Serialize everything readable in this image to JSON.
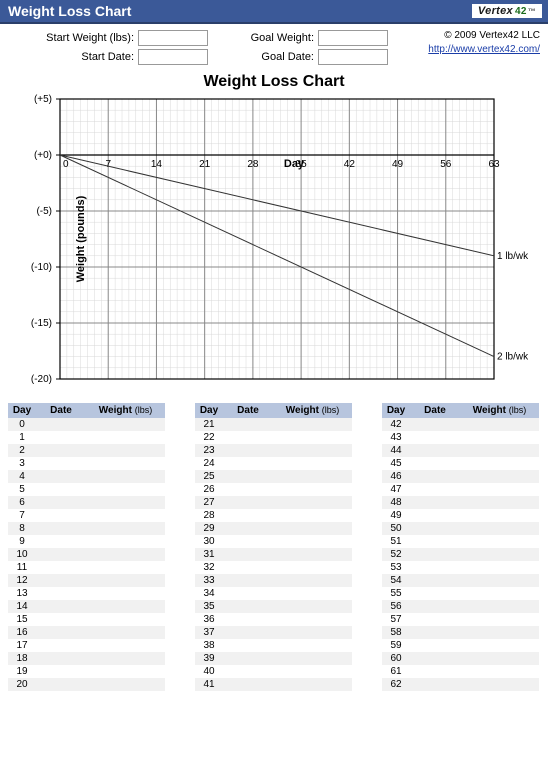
{
  "titlebar": {
    "title": "Weight Loss Chart",
    "brand_name": "Vertex",
    "brand_suffix": "42",
    "tm": "™"
  },
  "header": {
    "start_weight_label": "Start Weight (lbs):",
    "start_date_label": "Start Date:",
    "goal_weight_label": "Goal Weight:",
    "goal_date_label": "Goal Date:",
    "start_weight_value": "",
    "start_date_value": "",
    "goal_weight_value": "",
    "goal_date_value": "",
    "copyright": "© 2009 Vertex42 LLC",
    "link_text": "http://www.vertex42.com/"
  },
  "chart_data": {
    "type": "line",
    "title": "Weight Loss Chart",
    "xlabel": "Day",
    "ylabel": "Weight (pounds)",
    "xlim": [
      0,
      63
    ],
    "ylim": [
      -20,
      5
    ],
    "x_ticks": [
      0,
      7,
      14,
      21,
      28,
      35,
      42,
      49,
      56,
      63
    ],
    "y_ticks_labels": [
      "(+5)",
      "(+0)",
      "(-5)",
      "(-10)",
      "(-15)",
      "(-20)"
    ],
    "y_ticks_values": [
      5,
      0,
      -5,
      -10,
      -15,
      -20
    ],
    "series": [
      {
        "name": "1 lb/wk",
        "x": [
          0,
          63
        ],
        "y": [
          0,
          -9
        ]
      },
      {
        "name": "2 lb/wk",
        "x": [
          0,
          63
        ],
        "y": [
          0,
          -18
        ]
      }
    ]
  },
  "tables": {
    "header_day": "Day",
    "header_date": "Date",
    "header_weight": "Weight",
    "header_weight_unit": "(lbs)",
    "col1_days": [
      0,
      1,
      2,
      3,
      4,
      5,
      6,
      7,
      8,
      9,
      10,
      11,
      12,
      13,
      14,
      15,
      16,
      17,
      18,
      19,
      20
    ],
    "col2_days": [
      21,
      22,
      23,
      24,
      25,
      26,
      27,
      28,
      29,
      30,
      31,
      32,
      33,
      34,
      35,
      36,
      37,
      38,
      39,
      40,
      41
    ],
    "col3_days": [
      42,
      43,
      44,
      45,
      46,
      47,
      48,
      49,
      50,
      51,
      52,
      53,
      54,
      55,
      56,
      57,
      58,
      59,
      60,
      61,
      62
    ]
  }
}
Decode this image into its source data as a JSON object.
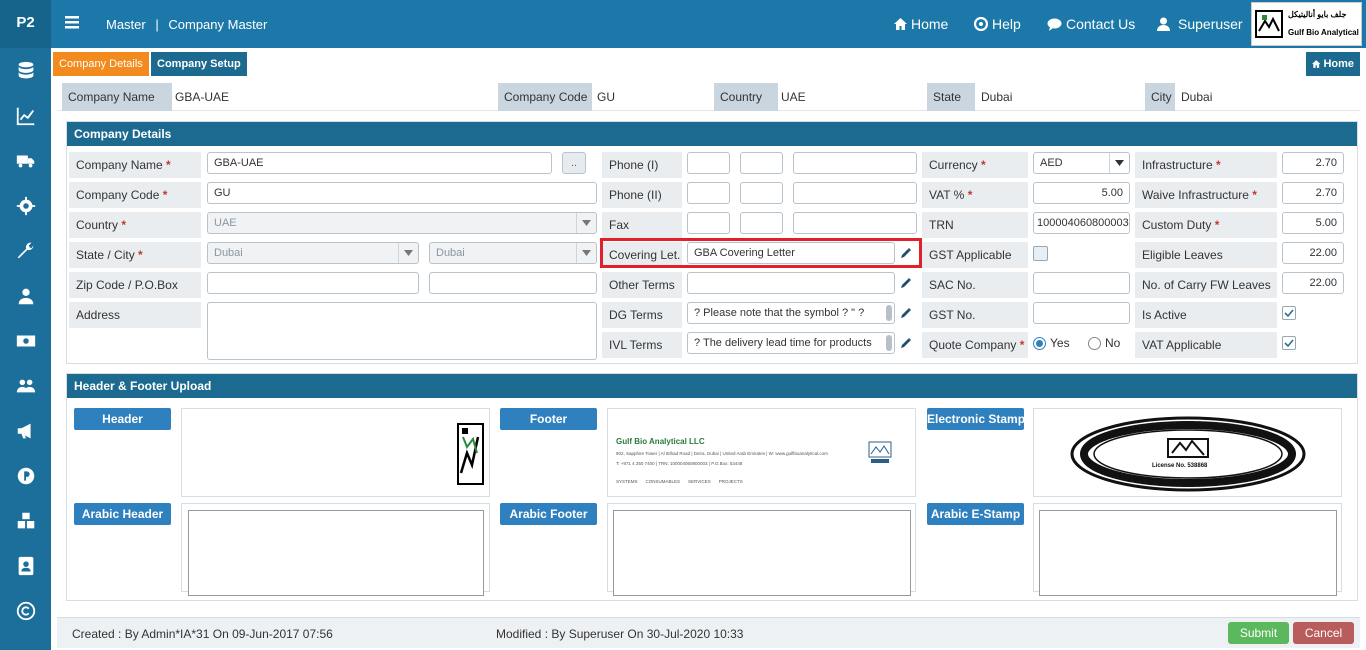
{
  "app": {
    "brand": "P2"
  },
  "topbar": {
    "crumb_master": "Master",
    "crumb_sep": "|",
    "crumb_page": "Company Master",
    "home": "Home",
    "help": "Help",
    "contact": "Contact Us",
    "user": "Superuser",
    "logo_arabic": "جلف بايو أناليتيكل",
    "logo_text": "Gulf Bio Analytical"
  },
  "tabs": {
    "company_details": "Company Details",
    "company_setup": "Company Setup",
    "home": "Home"
  },
  "summary": {
    "company_name_label": "Company Name",
    "company_name": "GBA-UAE",
    "company_code_label": "Company Code",
    "company_code": "GU",
    "country_label": "Country",
    "country": "UAE",
    "state_label": "State",
    "state": "Dubai",
    "city_label": "City",
    "city": "Dubai"
  },
  "details": {
    "title": "Company Details",
    "company_name_label": "Company Name",
    "company_name": "GBA-UAE",
    "ellipsis": "..",
    "company_code_label": "Company Code",
    "company_code": "GU",
    "country_label": "Country",
    "country": "UAE",
    "state_city_label": "State / City",
    "state": "Dubai",
    "city": "Dubai",
    "zip_label": "Zip Code / P.O.Box",
    "address_label": "Address",
    "phone1_label": "Phone (I)",
    "phone2_label": "Phone (II)",
    "fax_label": "Fax",
    "covering_label": "Covering Let.",
    "covering_value": "GBA Covering Letter",
    "other_terms_label": "Other Terms",
    "dg_terms_label": "DG Terms",
    "dg_terms_value": "?    Please note that the symbol ? \" ?",
    "ivl_terms_label": "IVL Terms",
    "ivl_terms_value": "?    The delivery lead time for products",
    "currency_label": "Currency",
    "currency": "AED",
    "vat_label": "VAT %",
    "vat": "5.00",
    "trn_label": "TRN",
    "trn": "100004060800003",
    "gst_applicable_label": "GST Applicable",
    "sac_label": "SAC No.",
    "gst_no_label": "GST No.",
    "quote_label": "Quote Company",
    "yes": "Yes",
    "no": "No",
    "infra_label": "Infrastructure",
    "infra": "2.70",
    "waive_label": "Waive Infrastructure",
    "waive": "2.70",
    "custom_label": "Custom Duty",
    "custom": "5.00",
    "eligible_label": "Eligible Leaves",
    "eligible": "22.00",
    "carry_label": "No. of Carry FW Leaves",
    "carry": "22.00",
    "active_label": "Is Active",
    "vat_app_label": "VAT Applicable"
  },
  "upload": {
    "title": "Header & Footer Upload",
    "header": "Header",
    "footer": "Footer",
    "estamp": "Electronic Stamp",
    "arabic_header": "Arabic Header",
    "arabic_footer": "Arabic Footer",
    "arabic_estamp": "Arabic E-Stamp",
    "footer_company": "Gulf Bio Analytical LLC",
    "footer_line1": "902, Sapphire Tower | Al Ittihad Road | Deira, Dubai | United Arab Emirates | W: www.gulfbioanalytical.com",
    "footer_line2": "T: +971 4 250 7400 | TRN: 100004060800003 | P.O.Box: 53448",
    "footer_tags": [
      "SYSTEMS",
      "CONSUMABLES",
      "SERVICES",
      "PROJECTS"
    ],
    "stamp_text": "Gulf Bio Analytical LLC",
    "stamp_license": "License No. 538868"
  },
  "footer": {
    "created": "Created : By Admin*IA*31 On 09-Jun-2017 07:56",
    "modified": "Modified : By Superuser On 30-Jul-2020 10:33",
    "submit": "Submit",
    "cancel": "Cancel"
  },
  "colors": {
    "accent": "#1c78a8",
    "highlight": "#e0202a",
    "orange": "#f28a1e",
    "submit": "#5cb85c",
    "cancel": "#b85c5c"
  }
}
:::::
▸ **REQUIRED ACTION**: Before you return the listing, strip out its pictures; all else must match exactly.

▸ **OUTPUT OF THE TASK**:
Serialize everything readable in this image to JSON.
{
  "titlebar": {
    "title": "Weight Loss Chart",
    "brand_name": "Vertex",
    "brand_suffix": "42",
    "tm": "™"
  },
  "header": {
    "start_weight_label": "Start Weight (lbs):",
    "start_date_label": "Start Date:",
    "goal_weight_label": "Goal Weight:",
    "goal_date_label": "Goal Date:",
    "start_weight_value": "",
    "start_date_value": "",
    "goal_weight_value": "",
    "goal_date_value": "",
    "copyright": "© 2009 Vertex42 LLC",
    "link_text": "http://www.vertex42.com/"
  },
  "chart_data": {
    "type": "line",
    "title": "Weight Loss Chart",
    "xlabel": "Day",
    "ylabel": "Weight (pounds)",
    "xlim": [
      0,
      63
    ],
    "ylim": [
      -20,
      5
    ],
    "x_ticks": [
      0,
      7,
      14,
      21,
      28,
      35,
      42,
      49,
      56,
      63
    ],
    "y_ticks_labels": [
      "(+5)",
      "(+0)",
      "(-5)",
      "(-10)",
      "(-15)",
      "(-20)"
    ],
    "y_ticks_values": [
      5,
      0,
      -5,
      -10,
      -15,
      -20
    ],
    "series": [
      {
        "name": "1 lb/wk",
        "x": [
          0,
          63
        ],
        "y": [
          0,
          -9
        ]
      },
      {
        "name": "2 lb/wk",
        "x": [
          0,
          63
        ],
        "y": [
          0,
          -18
        ]
      }
    ]
  },
  "tables": {
    "header_day": "Day",
    "header_date": "Date",
    "header_weight": "Weight",
    "header_weight_unit": "(lbs)",
    "col1_days": [
      0,
      1,
      2,
      3,
      4,
      5,
      6,
      7,
      8,
      9,
      10,
      11,
      12,
      13,
      14,
      15,
      16,
      17,
      18,
      19,
      20
    ],
    "col2_days": [
      21,
      22,
      23,
      24,
      25,
      26,
      27,
      28,
      29,
      30,
      31,
      32,
      33,
      34,
      35,
      36,
      37,
      38,
      39,
      40,
      41
    ],
    "col3_days": [
      42,
      43,
      44,
      45,
      46,
      47,
      48,
      49,
      50,
      51,
      52,
      53,
      54,
      55,
      56,
      57,
      58,
      59,
      60,
      61,
      62
    ]
  }
}
Decode this image into its source data as a JSON object.
{
  "app": {
    "brand": "P2"
  },
  "topbar": {
    "crumb_master": "Master",
    "crumb_sep": "|",
    "crumb_page": "Company Master",
    "home": "Home",
    "help": "Help",
    "contact": "Contact Us",
    "user": "Superuser",
    "logo_arabic": "جلف بايو أناليتيكل",
    "logo_text": "Gulf Bio Analytical"
  },
  "tabs": {
    "company_details": "Company Details",
    "company_setup": "Company Setup",
    "home": "Home"
  },
  "summary": {
    "company_name_label": "Company Name",
    "company_name": "GBA-UAE",
    "company_code_label": "Company Code",
    "company_code": "GU",
    "country_label": "Country",
    "country": "UAE",
    "state_label": "State",
    "state": "Dubai",
    "city_label": "City",
    "city": "Dubai"
  },
  "details": {
    "title": "Company Details",
    "company_name_label": "Company Name",
    "company_name": "GBA-UAE",
    "ellipsis": "..",
    "company_code_label": "Company Code",
    "company_code": "GU",
    "country_label": "Country",
    "country": "UAE",
    "state_city_label": "State / City",
    "state": "Dubai",
    "city": "Dubai",
    "zip_label": "Zip Code / P.O.Box",
    "address_label": "Address",
    "phone1_label": "Phone (I)",
    "phone2_label": "Phone (II)",
    "fax_label": "Fax",
    "covering_label": "Covering Let.",
    "covering_value": "GBA Covering Letter",
    "other_terms_label": "Other Terms",
    "dg_terms_label": "DG Terms",
    "dg_terms_value": "?    Please note that the symbol ? \" ?",
    "ivl_terms_label": "IVL Terms",
    "ivl_terms_value": "?    The delivery lead time for products",
    "currency_label": "Currency",
    "currency": "AED",
    "vat_label": "VAT %",
    "vat": "5.00",
    "trn_label": "TRN",
    "trn": "100004060800003",
    "gst_applicable_label": "GST Applicable",
    "sac_label": "SAC No.",
    "gst_no_label": "GST No.",
    "quote_label": "Quote Company",
    "yes": "Yes",
    "no": "No",
    "infra_label": "Infrastructure",
    "infra": "2.70",
    "waive_label": "Waive Infrastructure",
    "waive": "2.70",
    "custom_label": "Custom Duty",
    "custom": "5.00",
    "eligible_label": "Eligible Leaves",
    "eligible": "22.00",
    "carry_label": "No. of Carry FW Leaves",
    "carry": "22.00",
    "active_label": "Is Active",
    "vat_app_label": "VAT Applicable"
  },
  "upload": {
    "title": "Header & Footer Upload",
    "header": "Header",
    "footer": "Footer",
    "estamp": "Electronic Stamp",
    "arabic_header": "Arabic Header",
    "arabic_footer": "Arabic Footer",
    "arabic_estamp": "Arabic E-Stamp",
    "footer_company": "Gulf Bio Analytical LLC",
    "footer_line1": "902, Sapphire Tower | Al Ittihad Road | Deira, Dubai | United Arab Emirates | W: www.gulfbioanalytical.com",
    "footer_line2": "T: +971 4 250 7400 | TRN: 100004060800003 | P.O.Box: 53448",
    "footer_tags": [
      "SYSTEMS",
      "CONSUMABLES",
      "SERVICES",
      "PROJECTS"
    ],
    "stamp_text": "Gulf Bio Analytical LLC",
    "stamp_license": "License No. 538868"
  },
  "footer": {
    "created": "Created : By Admin*IA*31 On 09-Jun-2017 07:56",
    "modified": "Modified : By Superuser On 30-Jul-2020 10:33",
    "submit": "Submit",
    "cancel": "Cancel"
  },
  "colors": {
    "accent": "#1c78a8",
    "highlight": "#e0202a",
    "orange": "#f28a1e",
    "submit": "#5cb85c",
    "cancel": "#b85c5c"
  }
}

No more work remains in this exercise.